Birthday Parties Tips for Children with ADHD
By Jackie Edwards
Peer status is a key concern for children with ADHD. A review of peer relationships for 7–9 year old children diagnosed with ADHD found that 52% of these children were in the rejected category and less than 1% were of popular status. Having a birthday party, receiving an invitation to a birthday party, or not receiving an invitation, can impact a child’s peer status. Behavioral and verbal responses (whether appropriate or dysregulated) when one of these scenarios present themselves, or during a party, can further impact peer status and relationships. Whether the child with ADHD will attend a friend’s birthday party or the parents will throw a birthday party for their child, parents can help their child by planning ahead and anticipating challenges. Every child should enjoy birthday parties as they are major events in their childhood. Children with ADHD are no exception. When children experience a good birthday celebration, whether it’s their own party or their friends', they will have a valuable memory.
Since some parts of birthday parties are predictable, parents can help prepare their child for these events. For example, receiving birthday greetings, singing Happy Birthday, saying good-bye, and saying thank you.

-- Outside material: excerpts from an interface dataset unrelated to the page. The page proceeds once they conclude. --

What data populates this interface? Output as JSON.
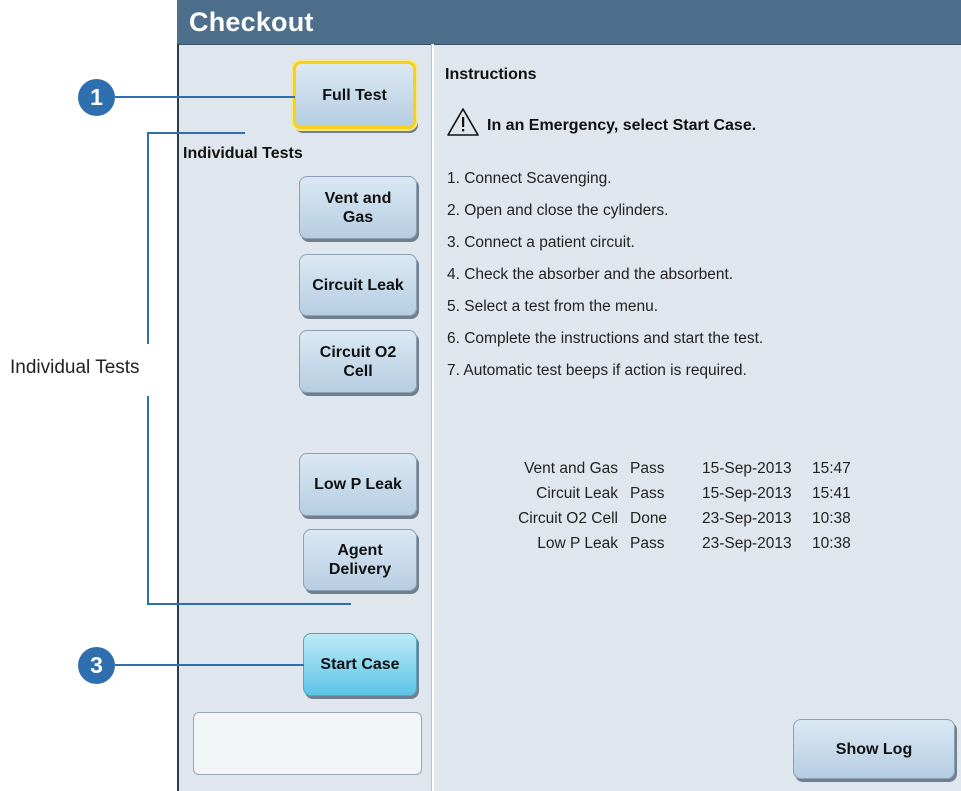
{
  "window": {
    "title": "Checkout"
  },
  "left_panel": {
    "full_test_label": "Full Test",
    "section_label": "Individual Tests",
    "tests": [
      {
        "label": "Vent and\nGas"
      },
      {
        "label": "Circuit Leak"
      },
      {
        "label": "Circuit O2\nCell"
      },
      {
        "label": "Low P Leak"
      },
      {
        "label": "Agent\nDelivery"
      }
    ],
    "start_case_label": "Start Case"
  },
  "instructions": {
    "heading": "Instructions",
    "warning": "In an Emergency, select Start Case.",
    "steps": [
      "1.  Connect Scavenging.",
      "2.  Open and close the cylinders.",
      "3.  Connect a patient circuit.",
      "4.  Check the absorber and the absorbent.",
      "5.  Select a test from the menu.",
      "6.  Complete the instructions and start the test.",
      "7.  Automatic test beeps if action is required."
    ]
  },
  "log": {
    "rows": [
      {
        "test": "Vent and Gas",
        "result": "Pass",
        "date": "15-Sep-2013",
        "time": "15:47"
      },
      {
        "test": "Circuit Leak",
        "result": "Pass",
        "date": "15-Sep-2013",
        "time": "15:41"
      },
      {
        "test": "Circuit O2 Cell",
        "result": "Done",
        "date": "23-Sep-2013",
        "time": "10:38"
      },
      {
        "test": "Low P Leak",
        "result": "Pass",
        "date": "23-Sep-2013",
        "time": "10:38"
      }
    ],
    "show_log_label": "Show Log"
  },
  "callouts": {
    "badge_1": "1",
    "badge_3": "3",
    "bracket_label": "Individual Tests"
  },
  "colors": {
    "title_bar": "#4d6f8c",
    "callout": "#2f6fb0",
    "selection": "#f5d11d",
    "primary_button": "#5cc4e6"
  }
}
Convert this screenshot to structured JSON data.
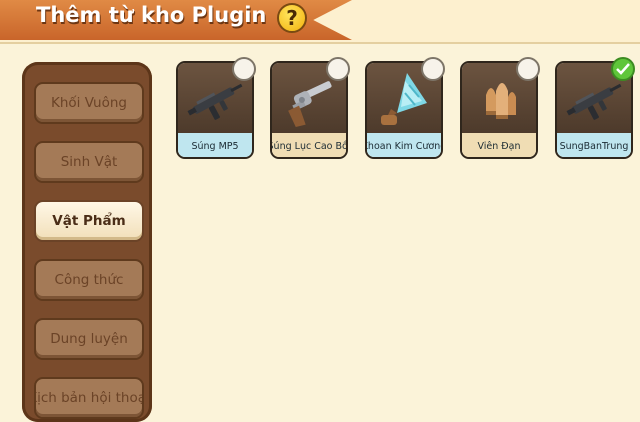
{
  "header": {
    "title": "Thêm từ kho Plugin",
    "help_label": "?"
  },
  "sidebar": {
    "items": [
      {
        "label": "Khối Vuông",
        "active": false
      },
      {
        "label": "Sinh Vật",
        "active": false
      },
      {
        "label": "Vật Phẩm",
        "active": true
      },
      {
        "label": "Công thức",
        "active": false
      },
      {
        "label": "Dung luyện",
        "active": false
      },
      {
        "label": "Kịch bản hội thoại",
        "active": false
      }
    ]
  },
  "items": [
    {
      "label": "Súng MP5",
      "icon": "smg-icon",
      "selected": false
    },
    {
      "label": "Súng Lục Cao Bồi",
      "icon": "revolver-icon",
      "selected": false
    },
    {
      "label": "Khoan Kim Cương",
      "icon": "diamond-drill-icon",
      "selected": false
    },
    {
      "label": "Viên Đạn",
      "icon": "bullets-icon",
      "selected": false
    },
    {
      "label": "SungBanTrung",
      "icon": "smg-icon",
      "selected": true
    }
  ],
  "colors": {
    "background": "#fbf3d9",
    "banner": "#d8773a",
    "sidebar": "#7a4b2c",
    "label_blue": "#bfe6ef",
    "label_tan": "#f0ddb4",
    "check_on": "#5fc63a"
  }
}
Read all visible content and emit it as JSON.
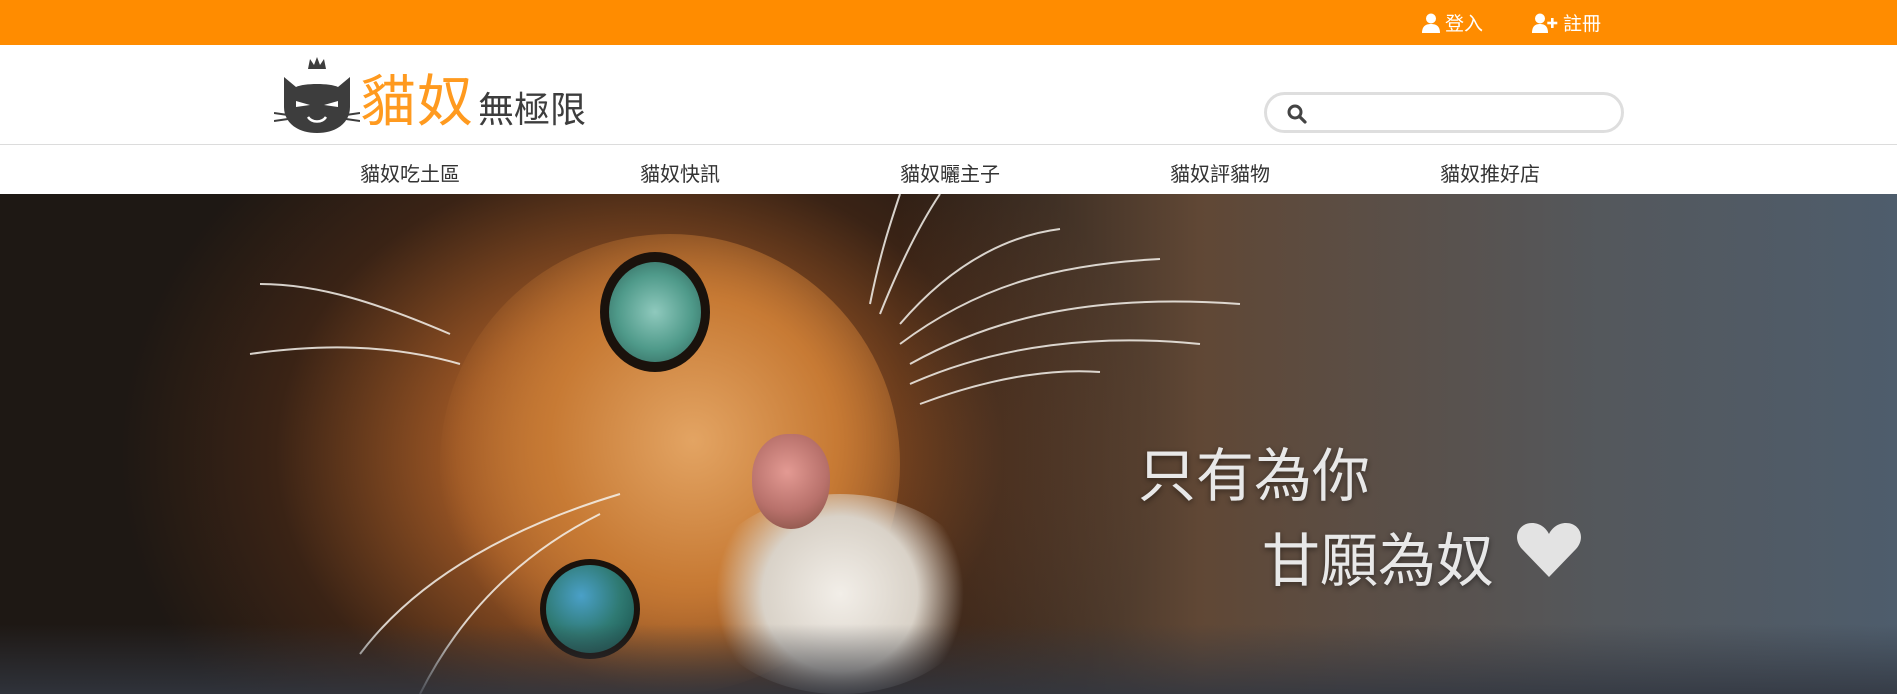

Parents can teach some of these skills by using playful activities to improve the social skills of their child. Through playing games, the child can also learn what to do in less structured situations such as being part of a game, or simply interacting with another child at the party.
It is helpful to go over everything with your child a few times before the party. Parents should explain how the party will unfold and help establish the child’s expectations. Parents can also help the child write a timeline of the events to make them better understand what will happen.
Consider the Guest List and Length of the Party
While it might seem like a good idea to invite all the classmates of the child it may be too stressful or overstimulating for the child with ADHD if there are a lot of people at the party. Individuals with ADHD are often easily overwhelmed and overstimulated. Another benefit of having only a few attendees is that the birthday child will be able to interact with each attendee with less pressure. Parents should also make it a point to keep the party as short as possible. It’s better to have a short, fun, and memorable party than one where the child becomes exhausted and dysregulated. Parents should also consider the size of the party when they attend another child’s party.
Familiarize your Child with the Location
Children with ADHD are often creatures of habit. Many want familiarity and consistency, which is why new places might be overstimulating or overwhelming for them. Taking this into account, parents need to choose a location where their child is very comfortable. Parents can also help their child become familiar with an unfamiliar location of a friend’s party by visiting a couple of times. For some children, this will reduce stress and reduce the chance that they become dysregulated.
Communication with Other Parents
It is also important to communicate with other parents. Ask other parents about their plans for the birthday party. Parents should discuss with each other vital information about their child to make sure that every child will have the best time.